Updated: 2017-04-21 08:50
By Elizabeth Kerr for China Daily(HK Edition)
What we want from our filmmakers changes just about once each generation. What worked immediately following WWII gave way to different moods and themes in the Vietnam era. And then it was the turn of the money-grubbing 1980s and so on. Though neither may want to be held up as exemplars of those kinds of changes, that's exactly what Iranian filmmaker Asghar Farhadi and Hong Kong director Pang Ho-cheung have proved to be.
Farhadi and Pang both cleave to the entertaining, dramatic end of the cinematic scale. In Farhadi's case it's about jettisoning the post-war reflection and formalism of Iranian superstar auteurs like Mohsen Makhmalbaf and Abbas Kiarostami in favor of contemporary storytelling that speaks to and of modern Iranians. Pang works in a leaner, meaner, post-new wave Hong Kong film industry, catering to a different set of audience expectations. Quick and dirty gangster epics don't cut it anymore and there's more to Hong Kong life than "brotherhood". Both are held up as reluctant exemplars, however, because they're good at what they do.
In the third installment of Pang's ongoing romance between advertising whiz Jimmy and make-up professional Cherie, Love off the Cuff ventures into the domestic comfort zone, with both back in Hong Kong and experiencing the kind of routine that gives rise to boredom, uncertainty and insecurity in a committed relationship. The Salesman refers to the character from Arthur Miller's classic Death of a Salesman, which married actors Emad (Shahab Hosseini) and Rana (Taraneh Alidoosti) are performing in. When structural damage forces them to leave their apartment, they move into a flat previously occupied by a prostitute - or a woman with many male friends as she's euphemistically referred to. Alone one evening Rana is assaulted in the flat, prompting a quest for revenge - by Emad.
In both films, Pang and Farhadi are returning to familiar ground, and in both cases it's a welcome return. Shawn Yue Man-lok and Miriam Yeung Chin-wah reprise their roles as Jimmy and Cherie and, as was the case in Love in a Puff and Love in the Buff, their chemistry is as crackling as ever. Pang finds a way to keep things fresh - even if Jimmy and Cherie don't feel it - and audaciously throws in mythical monsters, UFOs and alien contact (it makes sense in the movie). Anyone who's curious about the state of Jimmy and Cherie's romance will want to tuck into Love off the Cuff. They're still charmingly recognizable characters, recalling the messy, curious and complicated people we all live and work with in Hong Kong. The colorful, ultra-modern Cantonese adds a taste of locality that gives the film real personality. And yes, there could be a fourth.

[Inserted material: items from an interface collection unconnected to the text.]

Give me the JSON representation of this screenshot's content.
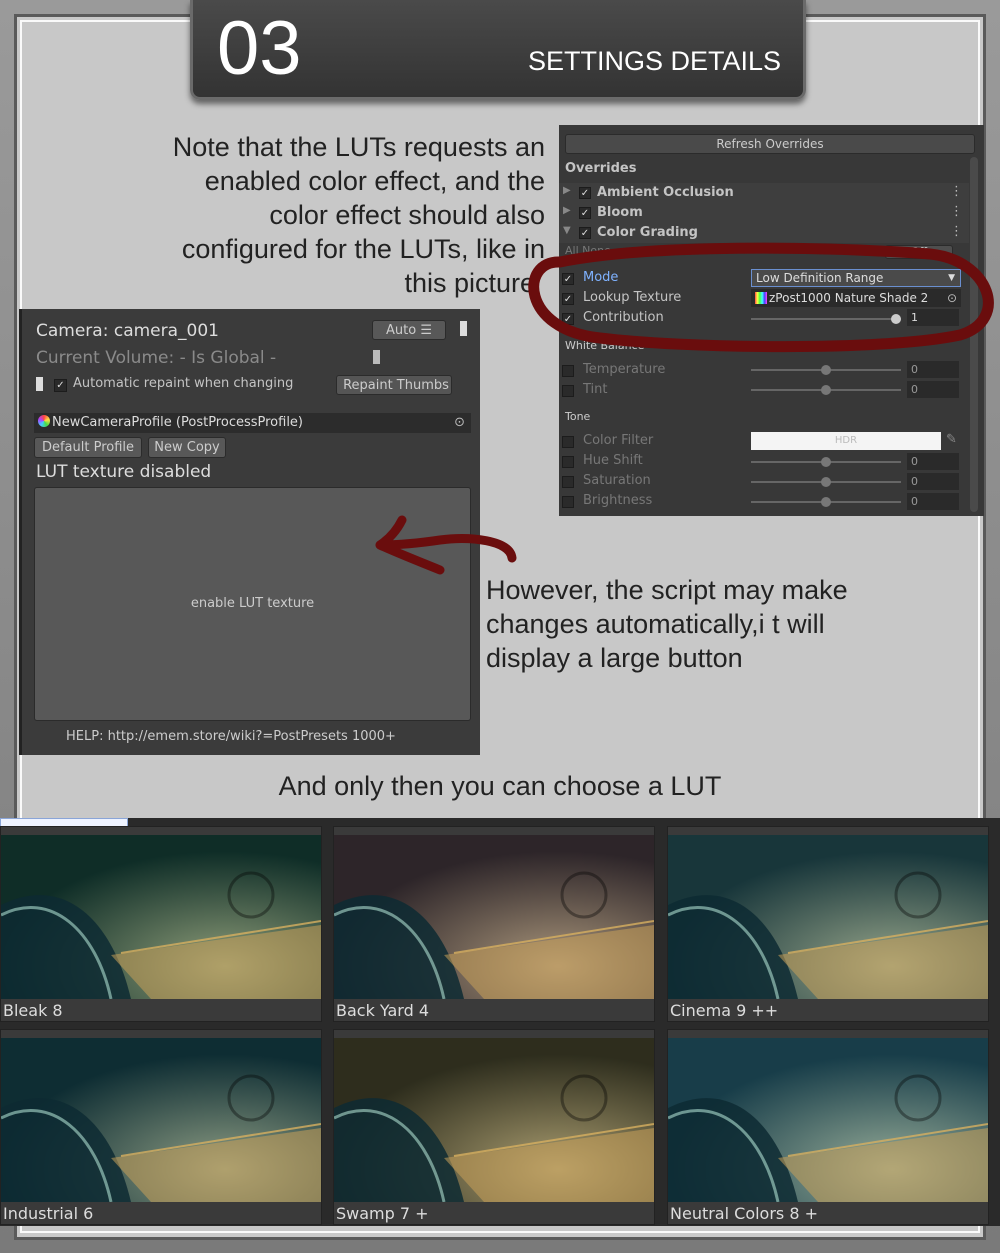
{
  "header": {
    "number": "03",
    "title": "SETTINGS DETAILS"
  },
  "notes": {
    "top": "Note that the LUTs requests an enabled color effect, and the color effect should also configured for the LUTs, like in this picture",
    "top_lines": [
      "Note that the LUTs requests an",
      "enabled color effect, and the",
      "color effect should also",
      "configured for the LUTs, like in",
      "this picture"
    ],
    "middle_lines": [
      "However, the script may make",
      "changes automatically,i t will",
      "display a large button"
    ],
    "bottom": "And only then you can choose a LUT"
  },
  "overrides_panel": {
    "refresh_button": "Refresh Overrides",
    "section_title": "Overrides",
    "effects": [
      {
        "label": "Ambient Occlusion",
        "enabled": true
      },
      {
        "label": "Bloom",
        "enabled": true
      },
      {
        "label": "Color Grading",
        "enabled": true
      }
    ],
    "all_none": "All  None",
    "off_label": "Off",
    "grading_rows": [
      {
        "label": "Mode",
        "value": "Low Definition Range"
      },
      {
        "label": "Lookup Texture",
        "value": "zPost1000 Nature Shade 2"
      },
      {
        "label": "Contribution",
        "value": "1"
      }
    ],
    "white_balance": "White Balance",
    "wb_rows": [
      {
        "label": "Temperature",
        "value": "0"
      },
      {
        "label": "Tint",
        "value": "0"
      }
    ],
    "tone": "Tone",
    "tone_rows": [
      {
        "label": "Color Filter",
        "value": "HDR"
      },
      {
        "label": "Hue Shift",
        "value": "0"
      },
      {
        "label": "Saturation",
        "value": "0"
      },
      {
        "label": "Brightness",
        "value": "0"
      }
    ]
  },
  "camera_panel": {
    "camera_label": "Camera: camera_001",
    "auto_button": "Auto",
    "volume_label": "Current Volume: - Is Global -",
    "auto_repaint": "Automatic repaint when changing",
    "repaint_button": "Repaint Thumbs",
    "profile": "NewCameraProfile (PostProcessProfile)",
    "default_profile": "Default Profile",
    "new_copy": "New Copy",
    "lut_disabled": "LUT texture disabled",
    "enable_button": "enable LUT texture",
    "help": "HELP: http://emem.store/wiki?=PostPresets 1000+"
  },
  "lut_grid": [
    {
      "label": "Bleak 8",
      "tint": "#1d5a4e"
    },
    {
      "label": "Back Yard 4",
      "tint": "#5a4a52"
    },
    {
      "label": "Cinema 9 ++",
      "tint": "#2f6b74"
    },
    {
      "label": "Industrial 6",
      "tint": "#1c5a66"
    },
    {
      "label": "Swamp 7 +",
      "tint": "#5b5a3a"
    },
    {
      "label": "Neutral Colors 8 +",
      "tint": "#2f7a92"
    }
  ],
  "colors": {
    "annotation_red": "#6a0d0d",
    "unity_panel": "#383838",
    "highlight_blue": "#7fb2ff"
  }
}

While the Oscar-winning The Salesman doesn't have a focus on the pressing social hierarchy that made A Separation so compelling, Farhadi does a masterful job of juggling the feelings of shame and forgiveness while demanding that viewers question Emad and Rana's - arrogant, elitist, morally challenged - motivations for the justice they seek. The story really picks up when Rana declines to go to the police, and Emad begins his vengeful search for the rapist (hinted at, but obvious) and reveals the film for what it is: a meditation on a husband's misplaced rage. Emad isn't acting on Rana's behalf; he's acting on behalf of his wounded pride. Hosseini's performance is all modulated emotionalism in contrast to Alidoosti's cool detachment, and they dovetail perfectly.
Farhadi's typical attention to detail keeps The Salesman engaging, even when it meanders off course a bit - an offhand shot of what is clearly a child's drawing demands reconsideration of the unseen prostitute. His generic specialities are all present and accounted for: There are plenty of doors and windows putting Rana and Emad together and keeping them apart at the same time.
(HK Edition 04/21/2017 page1)